These are hardly the only financial companies that offer such services. When you call to make an appointment, just be sure you've chosen an outfit that pays its advisers salaries rather than commissions, which are sometimes incentives for selling you investment vehicles you don't need.
If all you need is one-time advice Maybe you simply want help determining how much house you can afford. Or what kind of life insurance you ought to get. Or maybe you'd like help launching a financial plan, but feel you can take it from there. In such cases, you want a professional opinion, but you probably don't need a comprehensive planner relationship or the fees that go with it. The answer: Hire a planner who works on a per-project or hourly basis.
One good place to start is your workplace. A growing number of 401(k) plan sponsors—more than 25%, in fact—are pointing their employees to outside investment advisory services. Scrutinize the list of benefits your company provides, or talk to your human-resources department. Typical offerings range from financial help call lines to online tools such as those provided by Financial Engines to lists of prescreened planners willing to discount their services.
Another good source is the website of the National Association of Personal Financial Advisors (napfa.org), where you can search for planners who specialize in "middle income" clients. (Start with a geographic search and narrow from there.) The Financial Planning Association consumer hotline (800-647-6340) will also point you to planners who work with modest portfolios.
Some companies specifically market to middle-income clients. The Garrett Planning Network (garrettplanningnetwork.com; 866-260-8400) is a nationwide group of some 240 fee-only planners who operate like lawyers, billing from $150 to $300 an hour, depending on the planner's location and area of expertise. All GPN members offer one free get-acquainted meeting.
Another group focused on this market is Myfinancialadvice.com. Its online database has 70 advisers listed with their backgrounds, specialties and photos. You go online, choose from a list of experts on the relevant topic (taxes, employee benefits, etc.) and send your question or to prospects you find promising—more than one, if you want. They respond with bids, and you can follow up with a phone call to help you settle on the adviser. A simple, 10-minute pros-and-cons discussion of "Should I rent or buy?" could cost as little as $20, says CEO Ron Peremel.
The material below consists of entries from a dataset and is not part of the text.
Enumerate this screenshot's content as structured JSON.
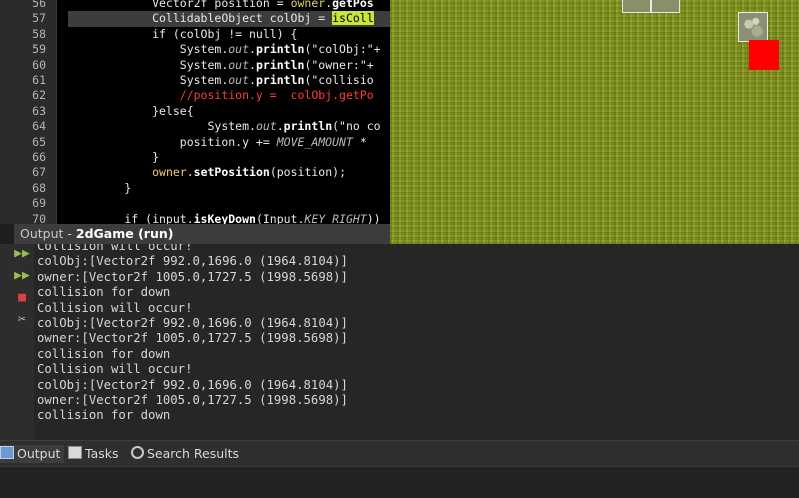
{
  "editor": {
    "lines": [
      {
        "num": "56",
        "parts": [
          {
            "c": "tx",
            "t": "            Vector2f position = "
          },
          {
            "c": "co",
            "t": "owner"
          },
          {
            "c": "tx",
            "t": "."
          },
          {
            "c": "fn",
            "t": "getPos"
          }
        ]
      },
      {
        "num": "57",
        "highlight": true,
        "parts": [
          {
            "c": "tx",
            "t": "            CollidableObject colObj = "
          },
          {
            "c": "sel",
            "t": "isColl"
          }
        ]
      },
      {
        "num": "58",
        "parts": [
          {
            "c": "tx",
            "t": "            if (colObj != null) {"
          }
        ]
      },
      {
        "num": "59",
        "parts": [
          {
            "c": "tx",
            "t": "                System."
          },
          {
            "c": "it",
            "t": "out"
          },
          {
            "c": "tx",
            "t": "."
          },
          {
            "c": "fn",
            "t": "println"
          },
          {
            "c": "str",
            "t": "(\"colObj:\"+"
          }
        ]
      },
      {
        "num": "60",
        "parts": [
          {
            "c": "tx",
            "t": "                System."
          },
          {
            "c": "it",
            "t": "out"
          },
          {
            "c": "tx",
            "t": "."
          },
          {
            "c": "fn",
            "t": "println"
          },
          {
            "c": "str",
            "t": "(\"owner:\"+"
          }
        ]
      },
      {
        "num": "61",
        "parts": [
          {
            "c": "tx",
            "t": "                System."
          },
          {
            "c": "it",
            "t": "out"
          },
          {
            "c": "tx",
            "t": "."
          },
          {
            "c": "fn",
            "t": "println"
          },
          {
            "c": "str",
            "t": "(\"collisio"
          }
        ]
      },
      {
        "num": "62",
        "parts": [
          {
            "c": "cm",
            "t": "                //position.y =  colObj.getPo"
          }
        ]
      },
      {
        "num": "63",
        "parts": [
          {
            "c": "tx",
            "t": "            }else{"
          }
        ]
      },
      {
        "num": "64",
        "parts": [
          {
            "c": "tx",
            "t": "                    System."
          },
          {
            "c": "it",
            "t": "out"
          },
          {
            "c": "tx",
            "t": "."
          },
          {
            "c": "fn",
            "t": "println"
          },
          {
            "c": "str",
            "t": "(\"no co"
          }
        ]
      },
      {
        "num": "65",
        "parts": [
          {
            "c": "tx",
            "t": "                position.y += "
          },
          {
            "c": "it",
            "t": "MOVE_AMOUNT"
          },
          {
            "c": "tx",
            "t": " *"
          }
        ]
      },
      {
        "num": "66",
        "parts": [
          {
            "c": "tx",
            "t": "            }"
          }
        ]
      },
      {
        "num": "67",
        "parts": [
          {
            "c": "tx",
            "t": "            "
          },
          {
            "c": "co",
            "t": "owner"
          },
          {
            "c": "tx",
            "t": "."
          },
          {
            "c": "fn",
            "t": "setPosition"
          },
          {
            "c": "tx",
            "t": "(position);"
          }
        ]
      },
      {
        "num": "68",
        "parts": [
          {
            "c": "tx",
            "t": "        }"
          }
        ]
      },
      {
        "num": "69",
        "parts": [
          {
            "c": "tx",
            "t": ""
          }
        ]
      },
      {
        "num": "70",
        "parts": [
          {
            "c": "tx",
            "t": "        if (input."
          },
          {
            "c": "fn",
            "t": "isKeyDown"
          },
          {
            "c": "tx",
            "t": "(Input."
          },
          {
            "c": "it",
            "t": "KEY_RIGHT"
          },
          {
            "c": "tx",
            "t": "))"
          }
        ]
      }
    ]
  },
  "output": {
    "title_prefix": "Output - ",
    "title_bold": "2dGame (run)",
    "lines": [
      "Collision will occur!",
      "colObj:[Vector2f 992.0,1696.0 (1964.8104)]",
      "owner:[Vector2f 1005.0,1727.5 (1998.5698)]",
      "collision for down",
      "Collision will occur!",
      "colObj:[Vector2f 992.0,1696.0 (1964.8104)]",
      "owner:[Vector2f 1005.0,1727.5 (1998.5698)]",
      "collision for down",
      "Collision will occur!",
      "colObj:[Vector2f 992.0,1696.0 (1964.8104)]",
      "owner:[Vector2f 1005.0,1727.5 (1998.5698)]",
      "collision for down"
    ],
    "toolbar": {
      "rerun_icon": "double-play-icon",
      "stop_icon": "stop-icon",
      "settings_icon": "tools-icon"
    }
  },
  "bottom_tabs": {
    "output_label": "Output",
    "tasks_label": "Tasks",
    "search_label": "Search Results"
  },
  "colors": {
    "player": "#ff0000",
    "grass": "#8a9a2a",
    "selection": "#c9e43e"
  }
}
If you want ongoing planning At some point, you may feel you want a pro at your side for all your financial decisions—and you want it to be someone who sees the whole picture and can keep you on track toward your long-term goals. Again, fee-only planners—as opposed to those who make commissions for selling you investment products—are the way to go. But how do you find one you want to settle down with?
One good strategy is to start with a planner on an hourly or project basis and, if you're happy with the advice, sign on for more comprehensive service. In any case, Napfa.org provides a useful list of questions to ask a prospective planner. Barbara Roper, director of investor protection at the Consumer Federation of America, also suggests asking for the planner's definition of success. "The answer should be to help achieve the client's goals," she says. "Beware of the 'more-ons'—planners who say that 'more money' and 'a higher rate of return' is the goal. That narrow a focus is a danger sign." And finally, check out the above list of additional questions to help make sure your planner is, you know, into you.